DIY: Next Level, Todd Perkins
By Travis HoewischerPublished August 1, 2013
Todd Perkins grew up in an old-school family, but he was way into metal.
We’re not talking Iron Maiden (although the 49-year-old designer was into that, too); we’re talking elements, compounds, and alloys.
“My family were wood people,” he laughed. “Somewhere along the line, I just developed a passion for things that moved.”
It likely he started, he said, when his brothers brought him a Honda 750 motorcycle that rattled the windows of their home when it pulled into the driveway. Just a little guy, his brother let him work the controls, and he was hooked.
Since then, Perkins has spent 30 years as a metal fabricator and artist, his latest work one of the headlining projects coming out of the Columbus Idea Foundry – although it’s not going to be rattling any windows. It’s almost entirely silent.
Scrape, his electric-drive concept bike, barely makes a peep, other than the sound of the battery and the slight rotation of the bike chain.

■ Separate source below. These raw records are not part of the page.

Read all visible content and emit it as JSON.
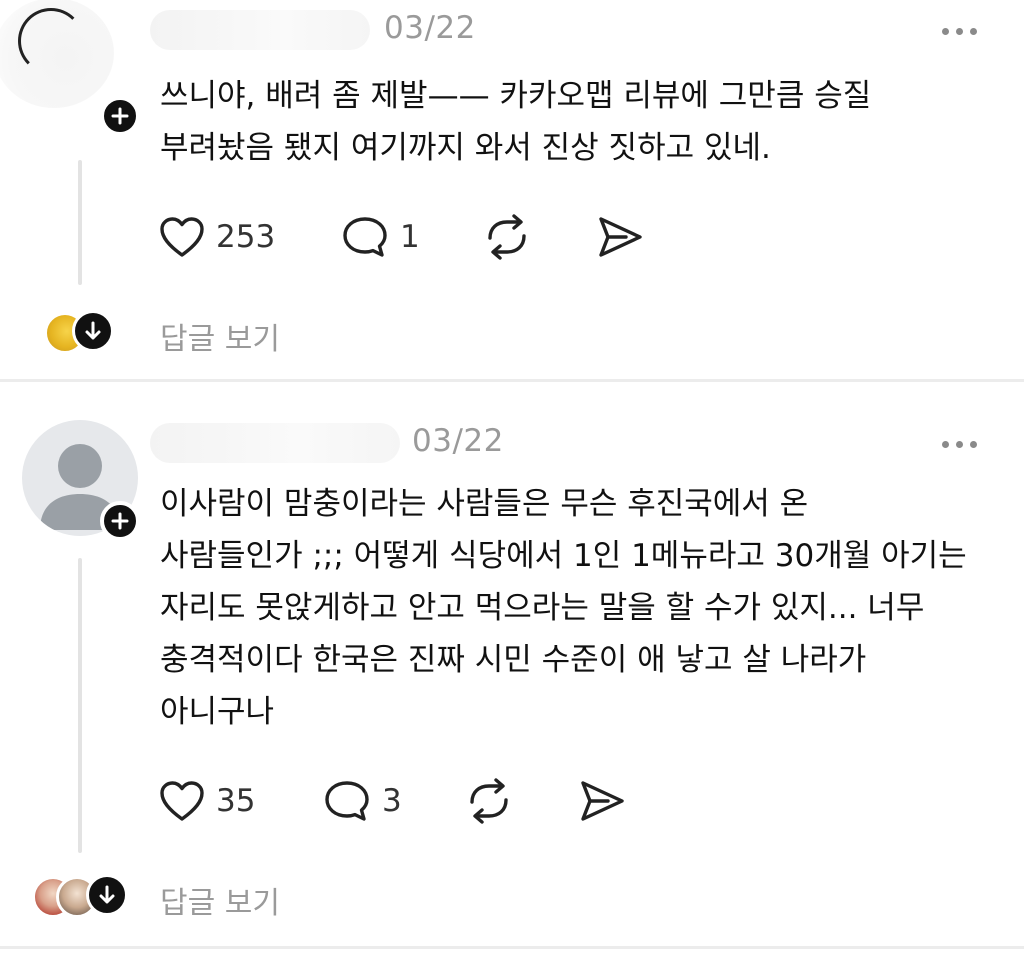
{
  "comments": [
    {
      "date": "03/22",
      "lines": [
        "쓰니야, 배려 좀 제발—— 카카오맵 리뷰에 그만큼 승질",
        "부려놨음 됐지 여기까지 와서 진상 짓하고 있네."
      ],
      "likes": "253",
      "replies": "1",
      "view_replies_label": "답글 보기"
    },
    {
      "date": "03/22",
      "lines": [
        "이사람이 맘충이라는 사람들은 무슨 후진국에서 온",
        "사람들인가 ;;; 어떻게 식당에서 1인 1메뉴라고 30개월 아기는",
        "자리도 못앉게하고 안고 먹으라는 말을 할 수가 있지... 너무",
        "충격적이다 한국은 진짜 시민 수준이 애 낳고 살 나라가",
        "아니구나"
      ],
      "likes": "35",
      "replies": "3",
      "view_replies_label": "답글 보기"
    }
  ],
  "icons": {
    "like": "heart-icon",
    "reply": "speech-bubble-icon",
    "repost": "repost-icon",
    "share": "send-icon",
    "more": "more-icon",
    "follow": "plus-icon",
    "expand": "arrow-down-icon"
  },
  "colors": {
    "text": "#111111",
    "muted": "#9a9a9a",
    "badge": "#111111",
    "divider": "#ececec"
  }
}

Visitors to the Idea Foundry got their first look at the bike last year, and were amazed at project’s duality – it’s merging of classic American and Italian design features, in sharp contrast with the bike’s golf-cart like hum.
Even for a gearhead like Perkins, the response to his projects is what always drives him further.
“It’s really not the vehicles; I like creating a reaction for people,” he said. “The real glory moment is when something I did connects with other people and I can see their reaction. This is really all about people.”
Scrape isn’t just a fun vehicle – it’s a research and education tool. Scrape showcases and promotes electric vehicle technology, with a fully functional demonstration of how EVs work and how the technology is superior to most alternatives.
It’s a labor of love with a deep commitment, something the once-impatient Perkins has also inherited from his parents. His dad used to work at a steel mill and built the house Perkins and his family grew up in.
“You have to make a commitment to what you’re passionate about – that’s something I think is missing with a lot of people today,” he said. “I was raised old-school, and old-school people moved slower – I mean, they didn’t have microwaves. But when they did something, they stuck with it until it came to fruition.
“You have to drive and drive until you get it to go.” •
For more, visit www.toddperkinsdesign.com.